Finally at WinterShines, it showed that there is a demand for a place for people to congregate and be social in the winter.  The Farmer’s Market was a perfect spot for that and hopefully a profitable time for the merchants (including the vendor who charged Wendy $2 for a watered down hot chocolate made from nothing from a bit of Carnation Hot Chocolate and water from the dish washer hose and sold me a coffee that was so stale that I tossed it out) who saw an increase in crowds looking at their wares.  City Council has asked the Saskatoon Farmer’s Market to stay open for longer days and hours in the past and I would love to see that come true (at work we head down quite often and sadly we are sometimes the only ones down there for lunch so I don’t know if it is economically feasible).  The one part of the equation that Hutton doesn’t bring up is the almost mythical River Landing Village (or whatever Victory Major Investments is going to call it).  You have the possibility there of having three winter friendly locations all within walking distance of each other (Meewasin Skating Rink, River Landing Village, Saskatoon Farmer’s Market).  While it will take some time, there is the chance that higher density in the south downtown core could really reinvent our public spaces downtown making what once was a one week festival into a winter long playground and I think I’d be okay with that.

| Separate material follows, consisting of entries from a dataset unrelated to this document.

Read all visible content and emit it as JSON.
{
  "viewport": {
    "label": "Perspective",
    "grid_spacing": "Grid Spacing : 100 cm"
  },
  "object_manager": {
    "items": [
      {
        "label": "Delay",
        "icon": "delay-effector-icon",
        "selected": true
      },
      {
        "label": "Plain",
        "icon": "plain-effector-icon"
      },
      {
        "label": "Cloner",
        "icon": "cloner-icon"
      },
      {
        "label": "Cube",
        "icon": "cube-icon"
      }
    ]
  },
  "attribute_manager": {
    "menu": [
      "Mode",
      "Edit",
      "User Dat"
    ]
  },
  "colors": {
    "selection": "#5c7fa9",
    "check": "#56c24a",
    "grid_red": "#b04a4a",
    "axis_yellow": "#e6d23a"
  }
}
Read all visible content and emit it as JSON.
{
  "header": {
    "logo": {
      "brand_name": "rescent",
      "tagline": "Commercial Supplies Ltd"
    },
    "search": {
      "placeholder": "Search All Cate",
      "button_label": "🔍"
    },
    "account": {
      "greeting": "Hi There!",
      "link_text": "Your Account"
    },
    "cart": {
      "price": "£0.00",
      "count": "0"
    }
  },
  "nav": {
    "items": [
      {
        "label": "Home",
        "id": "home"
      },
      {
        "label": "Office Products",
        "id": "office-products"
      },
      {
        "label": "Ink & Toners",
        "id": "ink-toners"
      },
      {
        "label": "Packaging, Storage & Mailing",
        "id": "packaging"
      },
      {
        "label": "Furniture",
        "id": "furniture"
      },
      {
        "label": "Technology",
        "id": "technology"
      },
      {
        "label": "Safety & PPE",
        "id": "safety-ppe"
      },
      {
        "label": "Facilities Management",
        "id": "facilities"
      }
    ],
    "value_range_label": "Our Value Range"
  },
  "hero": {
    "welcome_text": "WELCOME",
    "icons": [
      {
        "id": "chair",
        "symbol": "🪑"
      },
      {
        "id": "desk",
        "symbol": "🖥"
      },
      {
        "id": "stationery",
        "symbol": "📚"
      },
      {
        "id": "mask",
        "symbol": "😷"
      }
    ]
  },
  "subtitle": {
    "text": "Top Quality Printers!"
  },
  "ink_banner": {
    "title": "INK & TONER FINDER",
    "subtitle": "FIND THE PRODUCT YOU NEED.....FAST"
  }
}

Election signs on public property

Sean Shaw brought this up and it’s been a long time irritant to me but I really believe that there should be no election signs on public property.  A lawn sign is supposed to be an endorsement of who you are going to vote for.  The last time I checked but the Meewasin Valley does not vote, neither do soccer fields, tennis courts, boulevards, telephone polls, or abandoned lots. 

If campaign signs are found to be up on public grounds, you get warned and then fined.  If there are some allegations of dirty tricks (which of course no politician would ever do), there is some leeway on whether or not there is a fine.  The same rules for civic, provincial, and federal campaigns.  The exception would be the poster boards downtown and on places like Broadway and 20th Street (those poster boards seem to be there for a reason).

It rewards candidates who engage their constituents and keeps our public spaces non-partisan.